If you have a print copy of any of the self-published editions of the WOOL series, you may have noticed something strange on page 99 of each book. Doesn’t matter which book in the series, they all have as the page number: 99%. That’s the rest of us. Of course, another writer pointed out to me while we were crafting this open letter that he and I are now in the 1%, but I don’t think that’s true. We get to choose which side we stand on; our income doesn’t decide for us.
Over the past couple of days, I’ve come across two articles that mention the one percent of wealthy folks and the remaining 99 percent of us (yes, I am definitely among the lower 99).
The first article wasn’t about the top one percent, in specific, but it is where the Howey quote above originated. I like the idea of choosing where you stand. There’s an entire industry of self help books that discuss how important choices are in life. Only, the more desperate one is (as is too often the case with people struggling to survive economically), the harder it is to see the available options. The choices the desperate see most readily tend to be at the extremes, rather than the middle. This leads me to the other article I saw. In it, Nick Hanauer, a billionaire, expressed concern over a coming revolution where the rich would be pitchforked.
Pitchforks and revolutions? Yikes. I do hope Hanauer is wrong about the eventual outcome, but I think his article and Howey’s quote express a similar sentiment: choosing to do the right thing, even if it seems to temporarily put you at a disadvantage, is generally the right thing to do in the long run. For those who didn’t click through, Hanauer is a proponent of a higher minimum wage ($15), believing that when workers have more money to spend, they can support business. He believes a healthy middle class is the cause of a thriving economy, rather than the result of it.
I found Hanauer’s article interesting in light of the recent Amazon-Hachette negotiations as well. (Here’s some info on the dispute, if you’re not familiar). Traditionally published authors have generally placed blame for the negotiation failure at Amazon’s door, and self pubbed heavy-hitter Joe Konrath has criticized these authors, saying they’re basically in it for themselves. He contends they’re trying to preserve the status quo so they can keep their big advances and favorable contract terms, even though most new writers and midlisters get horrendous contracts and can’t make a living wage.
Konrath and Hauer’s views are eerily similar. This is probably a bad thing, if people in different industries are getting the same vibe — a revolution vibe. Revolutions are never easy, especially if they involve pitchforks.
And this brings me back to choices. Not about choosing sides. But, about choosing how we react. That’s the other thing about self help books. They ultimately understand what anyone who’s been down on their luck knows: we rarely choose the exact circumstances of our life, but we do choose how we react to those circumstances. Yes, choices lead you to where you are, but if where you are isn’t where you want to be, how you choose to react to that is going to determine where you go moving forward. (Or as the rapper Drake says in one of his songs: “No matter how dirty your past is, your future is still spotless.”)

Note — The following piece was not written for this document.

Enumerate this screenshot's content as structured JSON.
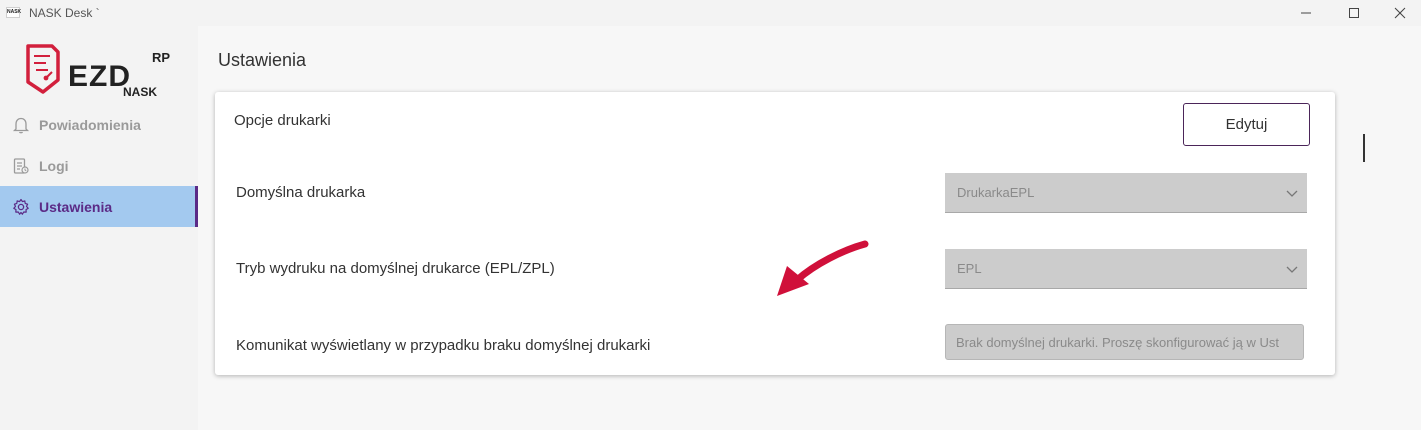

I think in business–whether publishing or some other facet–we should choose to value people’s worth, and give them the same consideration we would want them to give us regarding our worth. Choosing to minimize the worth of another in order to inflate one’s own worth is a recipe for disaster. And while I’m sure no one in a position of power cares, I do think I plan to practice this from now on. Too often, I’ve looked for a bargain that devalued the worth of someone else, and that’s not sustainable. Not when it comes to sustaining people’s souls or the economy.
P.S. I still think it’s OK to enjoy a good bargain, but there’s a difference between that and devaluing others’ worth. Want to give a quick shout out to Natalie McNeal, aka The Frugalista, as I originally saw the Hanauer article on her personal Facebook page. Her book, the Frugalista Files, is a great example of how she made choices that changed her life. It’s a quick read, and quite interesting.